▸ Task objective
Write out every record in full, exactly as written, please.

▸ Record extracts
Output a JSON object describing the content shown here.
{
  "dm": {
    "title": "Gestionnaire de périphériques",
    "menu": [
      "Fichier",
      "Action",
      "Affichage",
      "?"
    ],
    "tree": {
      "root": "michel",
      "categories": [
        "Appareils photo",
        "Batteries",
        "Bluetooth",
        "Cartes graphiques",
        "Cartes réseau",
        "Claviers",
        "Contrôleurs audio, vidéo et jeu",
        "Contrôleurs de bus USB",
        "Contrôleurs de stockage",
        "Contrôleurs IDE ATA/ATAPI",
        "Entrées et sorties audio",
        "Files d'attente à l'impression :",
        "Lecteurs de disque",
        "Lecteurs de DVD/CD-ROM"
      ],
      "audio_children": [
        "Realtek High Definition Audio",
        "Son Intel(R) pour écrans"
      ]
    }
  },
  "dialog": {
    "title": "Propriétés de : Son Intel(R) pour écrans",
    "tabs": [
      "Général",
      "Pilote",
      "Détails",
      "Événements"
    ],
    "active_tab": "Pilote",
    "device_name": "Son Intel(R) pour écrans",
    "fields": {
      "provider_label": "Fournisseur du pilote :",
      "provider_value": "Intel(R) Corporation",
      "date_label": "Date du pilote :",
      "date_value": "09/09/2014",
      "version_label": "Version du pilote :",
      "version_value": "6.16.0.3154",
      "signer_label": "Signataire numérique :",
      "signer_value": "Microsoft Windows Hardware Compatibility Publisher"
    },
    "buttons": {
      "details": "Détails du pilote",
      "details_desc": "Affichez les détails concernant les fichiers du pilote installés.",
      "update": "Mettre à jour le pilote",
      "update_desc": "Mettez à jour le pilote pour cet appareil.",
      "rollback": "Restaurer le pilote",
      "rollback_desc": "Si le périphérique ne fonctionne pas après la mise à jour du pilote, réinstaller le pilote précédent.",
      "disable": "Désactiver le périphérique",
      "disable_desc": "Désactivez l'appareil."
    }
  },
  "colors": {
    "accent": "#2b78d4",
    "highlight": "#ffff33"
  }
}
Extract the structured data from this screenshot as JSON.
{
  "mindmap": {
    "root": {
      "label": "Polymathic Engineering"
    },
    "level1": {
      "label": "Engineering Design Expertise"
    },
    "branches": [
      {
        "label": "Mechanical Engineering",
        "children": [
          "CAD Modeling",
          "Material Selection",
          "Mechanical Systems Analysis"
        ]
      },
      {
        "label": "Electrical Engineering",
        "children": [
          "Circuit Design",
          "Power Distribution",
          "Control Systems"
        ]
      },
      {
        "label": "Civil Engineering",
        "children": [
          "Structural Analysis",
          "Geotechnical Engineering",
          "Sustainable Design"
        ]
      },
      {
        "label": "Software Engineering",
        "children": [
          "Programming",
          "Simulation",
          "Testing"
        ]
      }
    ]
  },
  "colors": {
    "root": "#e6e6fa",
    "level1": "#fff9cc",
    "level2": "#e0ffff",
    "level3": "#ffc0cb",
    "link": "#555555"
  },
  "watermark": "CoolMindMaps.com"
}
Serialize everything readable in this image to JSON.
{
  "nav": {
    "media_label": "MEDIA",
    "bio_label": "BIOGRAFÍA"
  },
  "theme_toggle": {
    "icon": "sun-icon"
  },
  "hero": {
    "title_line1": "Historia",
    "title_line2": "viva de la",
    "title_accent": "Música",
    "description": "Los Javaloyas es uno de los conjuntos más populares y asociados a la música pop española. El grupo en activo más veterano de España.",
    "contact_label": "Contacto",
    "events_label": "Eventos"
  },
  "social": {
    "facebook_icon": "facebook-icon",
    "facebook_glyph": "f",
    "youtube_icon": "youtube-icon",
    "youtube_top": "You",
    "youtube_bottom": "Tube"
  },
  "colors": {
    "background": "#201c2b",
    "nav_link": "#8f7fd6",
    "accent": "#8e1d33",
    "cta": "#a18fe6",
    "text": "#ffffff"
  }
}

▸ Finished exercise
Output a JSON object describing the content shown here.
{
  "dm": {
    "title": "Gestionnaire de périphériques",
    "menu": [
      "Fichier",
      "Action",
      "Affichage",
      "?"
    ],
    "tree": {
      "root": "michel",
      "categories": [
        "Appareils photo",
        "Batteries",
        "Bluetooth",
        "Cartes graphiques",
        "Cartes réseau",
        "Claviers",
        "Contrôleurs audio, vidéo et jeu",
        "Contrôleurs de bus USB",
        "Contrôleurs de stockage",
        "Contrôleurs IDE ATA/ATAPI",
        "Entrées et sorties audio",
        "Files d'attente à l'impression :",
        "Lecteurs de disque",
        "Lecteurs de DVD/CD-ROM"
      ],
      "audio_children": [
        "Realtek High Definition Audio",
        "Son Intel(R) pour écrans"
      ]
    }
  },
  "dialog": {
    "title": "Propriétés de : Son Intel(R) pour écrans",
    "tabs": [
      "Général",
      "Pilote",
      "Détails",
      "Événements"
    ],
    "active_tab": "Pilote",
    "device_name": "Son Intel(R) pour écrans",
    "fields": {
      "provider_label": "Fournisseur du pilote :",
      "provider_value": "Intel(R) Corporation",
      "date_label": "Date du pilote :",
      "date_value": "09/09/2014",
      "version_label": "Version du pilote :",
      "version_value": "6.16.0.3154",
      "signer_label": "Signataire numérique :",
      "signer_value": "Microsoft Windows Hardware Compatibility Publisher"
    },
    "buttons": {
      "details": "Détails du pilote",
      "details_desc": "Affichez les détails concernant les fichiers du pilote installés.",
      "update": "Mettre à jour le pilote",
      "update_desc": "Mettez à jour le pilote pour cet appareil.",
      "rollback": "Restaurer le pilote",
      "rollback_desc": "Si le périphérique ne fonctionne pas après la mise à jour du pilote, réinstaller le pilote précédent.",
      "disable": "Désactiver le périphérique",
      "disable_desc": "Désactivez l'appareil."
    }
  },
  "colors": {
    "accent": "#2b78d4",
    "highlight": "#ffff33"
  }
}
Extract the structured data from this screenshot as JSON.
{
  "mindmap": {
    "root": {
      "label": "Polymathic Engineering"
    },
    "level1": {
      "label": "Engineering Design Expertise"
    },
    "branches": [
      {
        "label": "Mechanical Engineering",
        "children": [
          "CAD Modeling",
          "Material Selection",
          "Mechanical Systems Analysis"
        ]
      },
      {
        "label": "Electrical Engineering",
        "children": [
          "Circuit Design",
          "Power Distribution",
          "Control Systems"
        ]
      },
      {
        "label": "Civil Engineering",
        "children": [
          "Structural Analysis",
          "Geotechnical Engineering",
          "Sustainable Design"
        ]
      },
      {
        "label": "Software Engineering",
        "children": [
          "Programming",
          "Simulation",
          "Testing"
        ]
      }
    ]
  },
  "colors": {
    "root": "#e6e6fa",
    "level1": "#fff9cc",
    "level2": "#e0ffff",
    "level3": "#ffc0cb",
    "link": "#555555"
  },
  "watermark": "CoolMindMaps.com"
}
Serialize everything readable in this image to JSON.
{
  "nav": {
    "media_label": "MEDIA",
    "bio_label": "BIOGRAFÍA"
  },
  "theme_toggle": {
    "icon": "sun-icon"
  },
  "hero": {
    "title_line1": "Historia",
    "title_line2": "viva de la",
    "title_accent": "Música",
    "description": "Los Javaloyas es uno de los conjuntos más populares y asociados a la música pop española. El grupo en activo más veterano de España.",
    "contact_label": "Contacto",
    "events_label": "Eventos"
  },
  "social": {
    "facebook_icon": "facebook-icon",
    "facebook_glyph": "f",
    "youtube_icon": "youtube-icon",
    "youtube_top": "You",
    "youtube_bottom": "Tube"
  },
  "colors": {
    "background": "#201c2b",
    "nav_link": "#8f7fd6",
    "accent": "#8e1d33",
    "cta": "#a18fe6",
    "text": "#ffffff"
  }
}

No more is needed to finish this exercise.